[Available data — start]
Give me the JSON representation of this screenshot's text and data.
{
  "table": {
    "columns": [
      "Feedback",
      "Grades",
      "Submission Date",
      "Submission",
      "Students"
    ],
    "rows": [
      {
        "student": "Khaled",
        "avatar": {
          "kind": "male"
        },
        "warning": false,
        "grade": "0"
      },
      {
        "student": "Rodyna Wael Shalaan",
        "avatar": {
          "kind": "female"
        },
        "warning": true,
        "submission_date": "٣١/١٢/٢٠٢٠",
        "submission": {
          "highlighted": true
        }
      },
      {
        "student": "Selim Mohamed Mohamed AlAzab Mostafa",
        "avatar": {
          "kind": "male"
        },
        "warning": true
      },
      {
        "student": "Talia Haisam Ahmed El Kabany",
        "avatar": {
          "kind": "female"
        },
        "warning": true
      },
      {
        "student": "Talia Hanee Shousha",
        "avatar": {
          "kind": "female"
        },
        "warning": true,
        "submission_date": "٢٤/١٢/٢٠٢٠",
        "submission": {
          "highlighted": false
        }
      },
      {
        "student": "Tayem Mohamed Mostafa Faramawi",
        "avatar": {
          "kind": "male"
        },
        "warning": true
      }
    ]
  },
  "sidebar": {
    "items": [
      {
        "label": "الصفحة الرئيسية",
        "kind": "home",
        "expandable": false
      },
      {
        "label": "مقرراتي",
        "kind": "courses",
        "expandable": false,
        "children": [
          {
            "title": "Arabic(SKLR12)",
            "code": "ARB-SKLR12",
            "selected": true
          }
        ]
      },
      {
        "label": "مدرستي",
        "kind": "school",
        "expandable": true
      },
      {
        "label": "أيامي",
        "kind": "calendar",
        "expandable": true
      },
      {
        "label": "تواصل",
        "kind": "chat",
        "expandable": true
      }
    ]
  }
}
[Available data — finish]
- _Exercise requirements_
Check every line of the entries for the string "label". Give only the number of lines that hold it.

- _Answer area_
5